by (3a), are asymmetrical and not linear as shown in Fig. l(c), with
a dynamic resistance I a t the origin given by

where

VG=gate-source bias voltage


Vp= turn-on threshold voltage
A=pCo/LZ

If a voltage feedback from drain to gate is established, as in Fig.


1(b), such that the actual gatesource voltage is

and

VD
p=carrier mobility
Co=gate oxide capacitance
L = channel length.

vG'=V a + - T
(1) becomes

I D = A ( V o - VTIVD

Saturation or pinch-off at the drainis attained when


VG

- VT = VD

Manuscript received April 20,1966.

(2)

and the characteristics are ideally linear. Under this condition the
drain-source immittance behaves as a pure resistor R, equal to the
previous I ,

R = A(Vc 1- V T )

IEEE

THE

OF
PROCEEDISGS

AUGUST

200 m v l s q u a r e

200 m v l s q u a r e

(a)Drain-current vs. drain-voltagecharacteristics of a p-channelenhancement


MOS transistor (Vr = -3 V) for V G= -3.1 V.. -3.5 V, and -5 V.

(b) The Same as Fig. 2(a) but with 50 percent feedback from drain to gate
a s shown in Fig. 1(b)

2 V 1s q u a r e

2 Vlsquare

(d) The Same a s Fig. P(c) with the feedback arrangement


of Fig. 1(b).

(c) Drain characteristics of the same transistor asin Fig. 2(a).


Fig. 2.

For negative drain voltages, saturation of pinch-off at thesource


may also occur when

VO - VT = 0.

(8)

Substitution of gate voltage VG instead of V Gin (2) and (8) will


now give two symmetrical pinch-off transitions which limit the range
of linear resistance. The coordinates of these transition points are

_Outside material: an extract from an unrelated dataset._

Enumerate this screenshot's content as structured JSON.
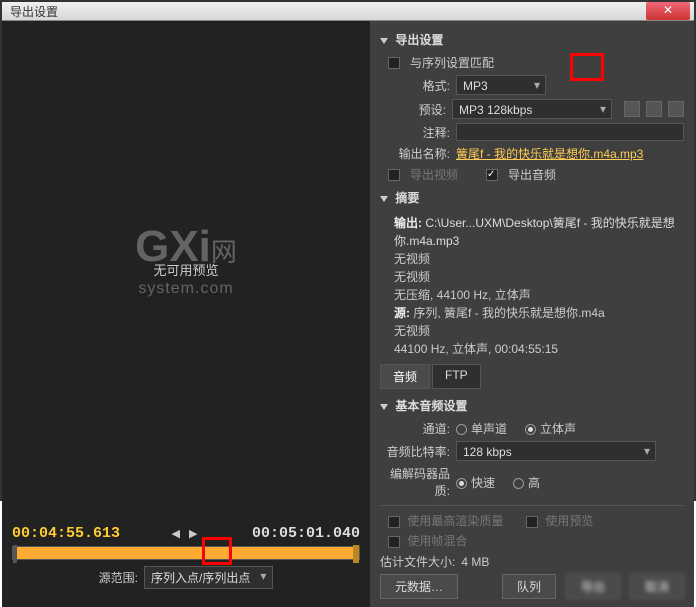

VDl

k 2(v0 - V T )

(9)

The positive pinch-off occurs a t the drain side and the negative
at the source side, this being possible due to the floating substrate.
( D )with
Figures l(c), 2(a), and2(b), show the characteristics l ~ = f V
and without current feedback for the same reverse gate bias
( V G - V T ) .Beyond pinch-off, the conventional pentode characteristics
are no longer possible, the feedback action linearly changing the gatevoltage and consequently the drain-current. In all cases high value
resistors ( > 2 Mn) have been used for the feedback network in order
to avoid shunting of the drain-source resistance.

The feedback MOS arrangement shows symmetry also for

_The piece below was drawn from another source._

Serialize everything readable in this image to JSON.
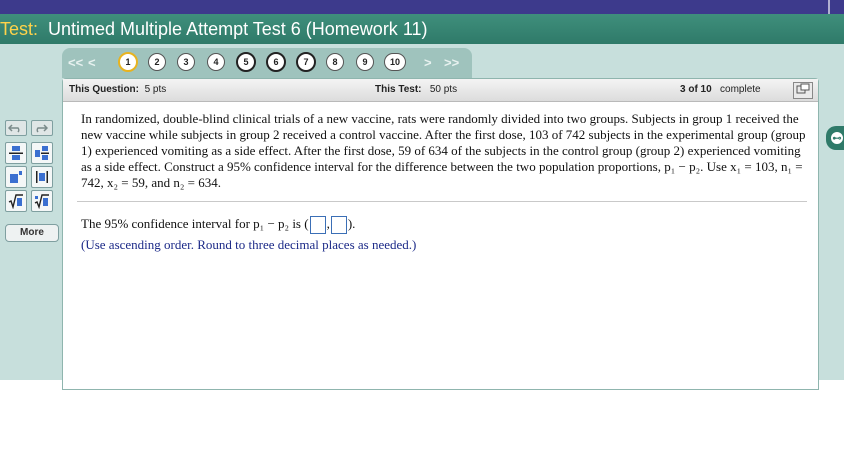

V G <VT; inthis
case theturn-on threshold is achieved a t V D
= & 2 ( V r - VG), thetransistor
being cutoff in-between. Beyond
theselimits, turn-onand pinch-off occur simultaneously and the
triode characteristics of a normal F E T with reverse drain polarity [4]
now appear symmetrically split, as is shown in Figs. 2(c) and 2(d).
If floating substrates or feedback networks should be avoided, it
is also possible to improve the linearity a t low levels by simply connecting the substrate to the drain. In this case, for normal drainsource voltages, current is defined by the gate controlled sourcesubstrate diode, and for reverse drain-voltages, thetransistor exhibits the usual triode characteristics.
ALBERTO BILOTTI
Microelectronic Develop.
Sprague Electric Co.
North Adams. Mass.
REFERENCES
(11 T. B. Martin, Circuit applications of the field-effect transistor. Semiconductor
Products. vol. 5 . pp. 3&38. March 1962.
(21 F. D. Neu,Voltagecontrolssolld-statenonlinearresistance.
Electronics.

vol. 37. pp. 36-38 February 21 1964.


131 C T S a h C h a k t e r i s t i c s
oi the metal-oxidesemiconductor
tranSiStOrS.
I E E E Trans. on Electron Dem.ces. yol. ED-11, pp. 324-345,July 1964.
141 R. M. Warner. Jr.. @High-input Impedance, low-output Impedance amplifier
configuration. Proc. I E E E (Correspondence). vol. 53. p. 538, May 1965.